-- Task description --
Each entry that appears below should be restated word for word.

[Entries taken from a collection]
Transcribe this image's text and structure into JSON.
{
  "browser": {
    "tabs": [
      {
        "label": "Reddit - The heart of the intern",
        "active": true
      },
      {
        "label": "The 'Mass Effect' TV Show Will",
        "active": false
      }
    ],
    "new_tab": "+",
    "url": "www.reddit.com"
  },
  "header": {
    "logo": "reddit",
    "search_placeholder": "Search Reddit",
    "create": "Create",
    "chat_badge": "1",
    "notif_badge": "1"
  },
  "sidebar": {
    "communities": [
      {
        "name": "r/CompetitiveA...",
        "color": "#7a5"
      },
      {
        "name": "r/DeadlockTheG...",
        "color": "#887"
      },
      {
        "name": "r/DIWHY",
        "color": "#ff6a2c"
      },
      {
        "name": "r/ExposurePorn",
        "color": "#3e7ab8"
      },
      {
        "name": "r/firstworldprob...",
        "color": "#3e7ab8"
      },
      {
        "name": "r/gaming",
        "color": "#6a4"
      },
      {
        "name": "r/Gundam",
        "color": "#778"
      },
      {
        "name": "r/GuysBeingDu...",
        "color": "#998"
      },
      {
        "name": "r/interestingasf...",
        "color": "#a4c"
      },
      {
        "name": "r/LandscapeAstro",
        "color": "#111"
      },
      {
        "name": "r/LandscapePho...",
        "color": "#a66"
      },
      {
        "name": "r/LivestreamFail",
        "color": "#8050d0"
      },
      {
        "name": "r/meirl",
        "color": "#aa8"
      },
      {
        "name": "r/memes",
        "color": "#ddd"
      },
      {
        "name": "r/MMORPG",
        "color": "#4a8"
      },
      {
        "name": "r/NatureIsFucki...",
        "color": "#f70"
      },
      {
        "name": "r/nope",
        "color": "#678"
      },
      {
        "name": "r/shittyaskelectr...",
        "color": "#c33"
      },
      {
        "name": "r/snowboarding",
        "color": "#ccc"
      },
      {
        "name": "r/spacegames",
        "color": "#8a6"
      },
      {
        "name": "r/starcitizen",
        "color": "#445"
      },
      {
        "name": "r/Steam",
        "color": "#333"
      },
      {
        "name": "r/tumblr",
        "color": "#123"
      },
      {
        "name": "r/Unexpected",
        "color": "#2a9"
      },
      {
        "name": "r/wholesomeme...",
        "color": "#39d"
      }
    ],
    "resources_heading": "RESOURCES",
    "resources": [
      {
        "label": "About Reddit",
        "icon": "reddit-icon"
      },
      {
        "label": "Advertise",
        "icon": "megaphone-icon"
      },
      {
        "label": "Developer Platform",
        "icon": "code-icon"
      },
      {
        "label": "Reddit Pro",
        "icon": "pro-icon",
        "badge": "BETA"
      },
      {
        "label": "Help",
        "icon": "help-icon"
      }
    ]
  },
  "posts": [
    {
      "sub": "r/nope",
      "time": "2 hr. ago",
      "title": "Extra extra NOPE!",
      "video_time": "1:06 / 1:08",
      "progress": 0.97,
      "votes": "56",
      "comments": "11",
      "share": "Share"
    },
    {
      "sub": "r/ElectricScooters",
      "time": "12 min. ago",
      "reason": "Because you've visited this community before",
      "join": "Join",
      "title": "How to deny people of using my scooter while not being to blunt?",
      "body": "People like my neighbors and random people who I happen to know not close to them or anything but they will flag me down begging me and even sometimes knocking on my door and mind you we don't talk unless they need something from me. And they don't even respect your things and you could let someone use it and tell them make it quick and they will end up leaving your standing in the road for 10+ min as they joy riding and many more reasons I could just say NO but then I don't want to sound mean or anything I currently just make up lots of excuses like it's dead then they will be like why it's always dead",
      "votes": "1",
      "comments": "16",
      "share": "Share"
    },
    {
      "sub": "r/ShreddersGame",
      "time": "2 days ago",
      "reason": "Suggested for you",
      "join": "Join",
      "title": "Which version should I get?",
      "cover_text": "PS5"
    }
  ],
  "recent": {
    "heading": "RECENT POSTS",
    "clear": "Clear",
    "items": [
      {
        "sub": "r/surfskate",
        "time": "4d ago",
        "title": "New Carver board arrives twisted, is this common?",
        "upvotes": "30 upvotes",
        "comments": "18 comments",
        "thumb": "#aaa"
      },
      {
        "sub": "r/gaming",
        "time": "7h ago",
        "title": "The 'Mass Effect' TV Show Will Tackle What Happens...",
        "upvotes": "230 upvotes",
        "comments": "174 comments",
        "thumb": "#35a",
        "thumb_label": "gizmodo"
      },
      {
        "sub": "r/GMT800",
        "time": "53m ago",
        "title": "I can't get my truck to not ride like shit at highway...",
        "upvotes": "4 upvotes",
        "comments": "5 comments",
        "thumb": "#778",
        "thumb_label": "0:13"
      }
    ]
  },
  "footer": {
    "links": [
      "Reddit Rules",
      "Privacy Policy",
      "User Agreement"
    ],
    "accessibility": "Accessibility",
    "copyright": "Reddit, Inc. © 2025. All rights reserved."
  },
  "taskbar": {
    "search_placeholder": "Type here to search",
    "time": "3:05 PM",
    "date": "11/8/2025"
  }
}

-- Your response --
Transcribe this image's text and structure into JSON.
{
  "browser": {
    "tabs": [
      {
        "label": "Reddit - The heart of the intern",
        "active": true
      },
      {
        "label": "The 'Mass Effect' TV Show Will",
        "active": false
      }
    ],
    "new_tab": "+",
    "url": "www.reddit.com"
  },
  "header": {
    "logo": "reddit",
    "search_placeholder": "Search Reddit",
    "create": "Create",
    "chat_badge": "1",
    "notif_badge": "1"
  },
  "sidebar": {
    "communities": [
      {
        "name": "r/CompetitiveA...",
        "color": "#7a5"
      },
      {
        "name": "r/DeadlockTheG...",
        "color": "#887"
      },
      {
        "name": "r/DIWHY",
        "color": "#ff6a2c"
      },
      {
        "name": "r/ExposurePorn",
        "color": "#3e7ab8"
      },
      {
        "name": "r/firstworldprob...",
        "color": "#3e7ab8"
      },
      {
        "name": "r/gaming",
        "color": "#6a4"
      },
      {
        "name": "r/Gundam",
        "color": "#778"
      },
      {
        "name": "r/GuysBeingDu...",
        "color": "#998"
      },
      {
        "name": "r/interestingasf...",
        "color": "#a4c"
      },
      {
        "name": "r/LandscapeAstro",
        "color": "#111"
      },
      {
        "name": "r/LandscapePho...",
        "color": "#a66"
      },
      {
        "name": "r/LivestreamFail",
        "color": "#8050d0"
      },
      {
        "name": "r/meirl",
        "color": "#aa8"
      },
      {
        "name": "r/memes",
        "color": "#ddd"
      },
      {
        "name": "r/MMORPG",
        "color": "#4a8"
      },
      {
        "name": "r/NatureIsFucki...",
        "color": "#f70"
      },
      {
        "name": "r/nope",
        "color": "#678"
      },
      {
        "name": "r/shittyaskelectr...",
        "color": "#c33"
      },
      {
        "name": "r/snowboarding",
        "color": "#ccc"
      },
      {
        "name": "r/spacegames",
        "color": "#8a6"
      },
      {
        "name": "r/starcitizen",
        "color": "#445"
      },
      {
        "name": "r/Steam",
        "color": "#333"
      },
      {
        "name": "r/tumblr",
        "color": "#123"
      },
      {
        "name": "r/Unexpected",
        "color": "#2a9"
      },
      {
        "name": "r/wholesomeme...",
        "color": "#39d"
      }
    ],
    "resources_heading": "RESOURCES",
    "resources": [
      {
        "label": "About Reddit",
        "icon": "reddit-icon"
      },
      {
        "label": "Advertise",
        "icon": "megaphone-icon"
      },
      {
        "label": "Developer Platform",
        "icon": "code-icon"
      },
      {
        "label": "Reddit Pro",
        "icon": "pro-icon",
        "badge": "BETA"
      },
      {
        "label": "Help",
        "icon": "help-icon"
      }
    ]
  },
  "posts": [
    {
      "sub": "r/nope",
      "time": "2 hr. ago",
      "title": "Extra extra NOPE!",
      "video_time": "1:06 / 1:08",
      "progress": 0.97,
      "votes": "56",
      "comments": "11",
      "share": "Share"
    },
    {
      "sub": "r/ElectricScooters",
      "time": "12 min. ago",
      "reason": "Because you've visited this community before",
      "join": "Join",
      "title": "How to deny people of using my scooter while not being to blunt?",
      "body": "People like my neighbors and random people who I happen to know not close to them or anything but they will flag me down begging me and even sometimes knocking on my door and mind you we don't talk unless they need something from me. And they don't even respect your things and you could let someone use it and tell them make it quick and they will end up leaving your standing in the road for 10+ min as they joy riding and many more reasons I could just say NO but then I don't want to sound mean or anything I currently just make up lots of excuses like it's dead then they will be like why it's always dead",
      "votes": "1",
      "comments": "16",
      "share": "Share"
    },
    {
      "sub": "r/ShreddersGame",
      "time": "2 days ago",
      "reason": "Suggested for you",
      "join": "Join",
      "title": "Which version should I get?",
      "cover_text": "PS5"
    }
  ],
  "recent": {
    "heading": "RECENT POSTS",
    "clear": "Clear",
    "items": [
      {
        "sub": "r/surfskate",
        "time": "4d ago",
        "title": "New Carver board arrives twisted, is this common?",
        "upvotes": "30 upvotes",
        "comments": "18 comments",
        "thumb": "#aaa"
      },
      {
        "sub": "r/gaming",
        "time": "7h ago",
        "title": "The 'Mass Effect' TV Show Will Tackle What Happens...",
        "upvotes": "230 upvotes",
        "comments": "174 comments",
        "thumb": "#35a",
        "thumb_label": "gizmodo"
      },
      {
        "sub": "r/GMT800",
        "time": "53m ago",
        "title": "I can't get my truck to not ride like shit at highway...",
        "upvotes": "4 upvotes",
        "comments": "5 comments",
        "thumb": "#778",
        "thumb_label": "0:13"
      }
    ]
  },
  "footer": {
    "links": [
      "Reddit Rules",
      "Privacy Policy",
      "User Agreement"
    ],
    "accessibility": "Accessibility",
    "copyright": "Reddit, Inc. © 2025. All rights reserved."
  },
  "taskbar": {
    "search_placeholder": "Type here to search",
    "time": "3:05 PM",
    "date": "11/8/2025"
  }
}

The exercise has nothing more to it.